Court hearing and ruling

Under the Statutes of Pennsylvania, if parents disagree about relocation, a family law court must decide whether to allow it. The parent seeking the relocation is tasked with proving that the change would serve the best interests of the child. The court may consider various factors to determine whether this is the case, including:

  • The impact that a move will have on the child’s development, given the child’s needs and age
  • The improvements in quality of living that a move would offer for the child and parent
  • Each parent’s reasons for seeking or opposing the relocation
  • Each parent’s tendency to support or impede the child’s relationship with the other parent
  • The ability of the child and non-custodial parent to maintain an ongoing relationship despite the move
  • The preferences of the child

The court may also weigh any other factors deemed relevant, such as a history of abuse on the part of one parent, to decide whether relocation is optimal for the child.

Modification of custody order

If the court approves the proposed relocation, or if both parents agree to this arrangement, the child custody orders must be formally modified. The court may take the relocating parent’s proposed arrangement into account when drafting the new custody order. The revised order also must specify how parents should go about requesting future modifications.

Legal advice can help

Avoiding missteps when giving notice of a pending relocation or objecting to one can be difficult, given the short timeframe of these legal proceedings.
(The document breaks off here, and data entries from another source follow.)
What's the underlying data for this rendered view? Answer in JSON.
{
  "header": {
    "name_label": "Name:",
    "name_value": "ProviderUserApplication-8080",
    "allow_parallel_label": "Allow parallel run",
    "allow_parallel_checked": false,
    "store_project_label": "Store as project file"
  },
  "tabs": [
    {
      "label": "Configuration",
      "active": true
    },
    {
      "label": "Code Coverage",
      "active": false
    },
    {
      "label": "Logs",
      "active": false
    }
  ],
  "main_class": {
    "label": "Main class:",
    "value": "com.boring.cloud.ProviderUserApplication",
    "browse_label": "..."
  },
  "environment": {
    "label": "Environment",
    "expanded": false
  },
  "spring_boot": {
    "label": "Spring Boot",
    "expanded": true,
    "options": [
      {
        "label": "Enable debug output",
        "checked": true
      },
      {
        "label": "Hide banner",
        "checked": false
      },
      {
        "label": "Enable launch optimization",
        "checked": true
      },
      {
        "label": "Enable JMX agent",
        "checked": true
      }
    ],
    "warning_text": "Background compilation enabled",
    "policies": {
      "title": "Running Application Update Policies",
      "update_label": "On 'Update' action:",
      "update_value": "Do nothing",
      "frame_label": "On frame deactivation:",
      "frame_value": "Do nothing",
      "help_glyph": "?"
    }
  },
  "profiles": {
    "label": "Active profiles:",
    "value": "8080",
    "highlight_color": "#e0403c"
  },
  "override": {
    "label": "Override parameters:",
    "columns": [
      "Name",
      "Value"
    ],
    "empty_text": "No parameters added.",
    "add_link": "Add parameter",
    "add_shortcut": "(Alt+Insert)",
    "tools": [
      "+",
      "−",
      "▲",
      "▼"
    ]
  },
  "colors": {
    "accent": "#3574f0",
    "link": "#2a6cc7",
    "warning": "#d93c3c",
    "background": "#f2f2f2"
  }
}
Consequently, custodial or non-custodial parents who are in this position should consider consulting with an attorney. An attorney may be able to help a person handle the appropriate paperwork and present his or her case more effectively.